Erick Schonfeld at Business 2.0 writes about the possibility of Time Warner spinning off his employer, Time Inc. The trouble, he says, quoting David Carr of the Times, is that the magazine division is viewed by Wall Street as neither a growth nor value play. The answer, he suggests, is to develop loads of "niche communities [of readers and viewers] under larger brand umbrellas." He says that media companies must develop data-swapping relationships with customers. Then, presumably, they can use those data to deliver customized ads and services--much like Google and Yahoo.
One big problem. Yahoo and Google are busy hiring some of the best mathematicians and computer scientists in the world to develop these next-gen services. I recently talked to Michael Sipser, head of the math department at MIT. He told me about a trip he had taken to Google, where he and other academic luminaries learned about the exciting math and comp sci research in the works. For his students, these data hot spots offer:
1) A chance to tackle some of the world's most challenging problems (ie. teaching machines to understand us and our behavior)
2) Communities of brilliant peers
3) Big bucks
How can Time Inc. and other media companies compete with that? Jeff Jarvis writes that they have--or had--the chance to build communities of readers. But even for media companies smart enough to do this, math will be a crucial battleground in years ahead. They have to dig into the mountain of data these communities spew, and mine it for connections and relationships. Then they have to come up with targeted products and services. This work requires technical smarts.
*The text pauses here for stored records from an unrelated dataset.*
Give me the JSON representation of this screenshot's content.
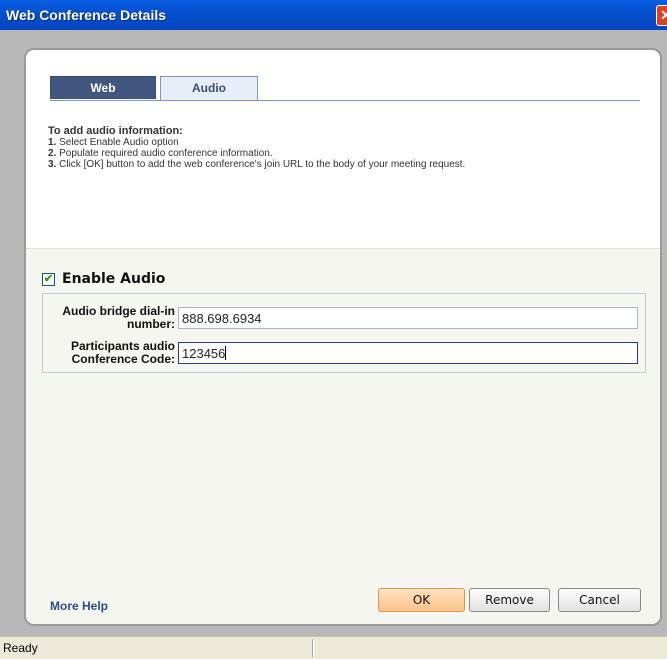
{
  "window": {
    "title": "Web Conference Details",
    "close_glyph": "✕"
  },
  "tabs": [
    {
      "label": "Web",
      "selected": false
    },
    {
      "label": "Audio",
      "selected": true
    }
  ],
  "instructions": {
    "heading": "To add audio information:",
    "steps": [
      {
        "num": "1.",
        "text": "Select Enable Audio option"
      },
      {
        "num": "2.",
        "text": "Populate required audio conference information."
      },
      {
        "num": "3.",
        "text": "Click [OK] button to add the web conference's join URL to the body of your meeting request."
      }
    ]
  },
  "enable_audio": {
    "label": "Enable Audio",
    "checked": true,
    "check_glyph": "✔"
  },
  "fields": {
    "bridge": {
      "label_line1": "Audio bridge dial-in",
      "label_line2": "number:",
      "value": "888.698.6934"
    },
    "code": {
      "label_line1": "Participants audio",
      "label_line2": "Conference Code:",
      "value": "123456"
    }
  },
  "footer": {
    "more_help": "More Help",
    "ok": "OK",
    "remove": "Remove",
    "cancel": "Cancel"
  },
  "statusbar": {
    "text": "Ready"
  }
}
Seems to me that to thrive in the coming order, the media companies will have to team up, one way or another, with the math powerhouses. I don't see how they can go it alone. Am I missing something?